(Dataset rows describing interfaces)
********************
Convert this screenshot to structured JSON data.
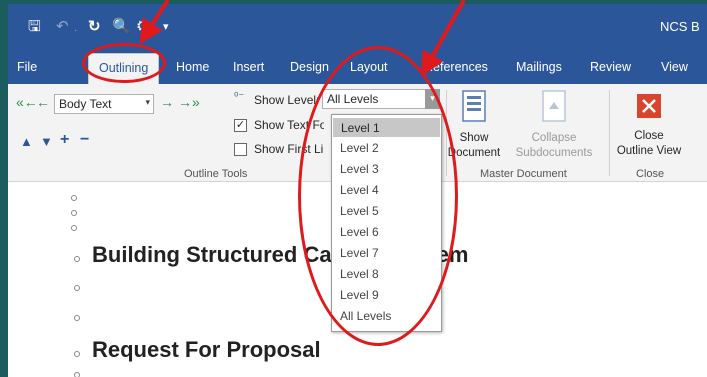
{
  "title_bar": {
    "doc_title": "NCS B"
  },
  "tabs": [
    {
      "label": "File"
    },
    {
      "label": "Outlining"
    },
    {
      "label": "Home"
    },
    {
      "label": "Insert"
    },
    {
      "label": "Design"
    },
    {
      "label": "Layout"
    },
    {
      "label": "References"
    },
    {
      "label": "Mailings"
    },
    {
      "label": "Review"
    },
    {
      "label": "View"
    }
  ],
  "outline_tools": {
    "style_select": "Body Text",
    "show_level_label": "Show Level:",
    "show_level_value": "All Levels",
    "show_text_formatting": "Show Text Formatting",
    "show_text_formatting_checked": true,
    "show_first_line_only": "Show First Line Only",
    "show_first_line_checked": false,
    "group_label": "Outline Tools"
  },
  "master_document": {
    "show_document": [
      "Show",
      "Document"
    ],
    "collapse_subdocuments": [
      "Collapse",
      "Subdocuments"
    ],
    "group_label": "Master Document"
  },
  "close_group": {
    "close_outline_view": [
      "Close",
      "Outline View"
    ],
    "group_label": "Close"
  },
  "level_options": [
    "Level 1",
    "Level 2",
    "Level 3",
    "Level 4",
    "Level 5",
    "Level 6",
    "Level 7",
    "Level 8",
    "Level 9",
    "All Levels"
  ],
  "highlighted_option": "Level 1",
  "document": {
    "heading1": "Building Structured Cabling System",
    "heading2": "Request For Proposal"
  },
  "colors": {
    "ribbon_blue": "#2b579a",
    "annotation_red": "#e0191c",
    "background": "#1b5c5e"
  }
}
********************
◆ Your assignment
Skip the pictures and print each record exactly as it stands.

◆ Exercise result
Convert this screenshot to structured JSON data.
{
  "title_bar": {
    "doc_title": "NCS B"
  },
  "tabs": [
    {
      "label": "File"
    },
    {
      "label": "Outlining"
    },
    {
      "label": "Home"
    },
    {
      "label": "Insert"
    },
    {
      "label": "Design"
    },
    {
      "label": "Layout"
    },
    {
      "label": "References"
    },
    {
      "label": "Mailings"
    },
    {
      "label": "Review"
    },
    {
      "label": "View"
    }
  ],
  "outline_tools": {
    "style_select": "Body Text",
    "show_level_label": "Show Level:",
    "show_level_value": "All Levels",
    "show_text_formatting": "Show Text Formatting",
    "show_text_formatting_checked": true,
    "show_first_line_only": "Show First Line Only",
    "show_first_line_checked": false,
    "group_label": "Outline Tools"
  },
  "master_document": {
    "show_document": [
      "Show",
      "Document"
    ],
    "collapse_subdocuments": [
      "Collapse",
      "Subdocuments"
    ],
    "group_label": "Master Document"
  },
  "close_group": {
    "close_outline_view": [
      "Close",
      "Outline View"
    ],
    "group_label": "Close"
  },
  "level_options": [
    "Level 1",
    "Level 2",
    "Level 3",
    "Level 4",
    "Level 5",
    "Level 6",
    "Level 7",
    "Level 8",
    "Level 9",
    "All Levels"
  ],
  "highlighted_option": "Level 1",
  "document": {
    "heading1": "Building Structured Cabling System",
    "heading2": "Request For Proposal"
  },
  "colors": {
    "ribbon_blue": "#2b579a",
    "annotation_red": "#e0191c",
    "background": "#1b5c5e"
  }
}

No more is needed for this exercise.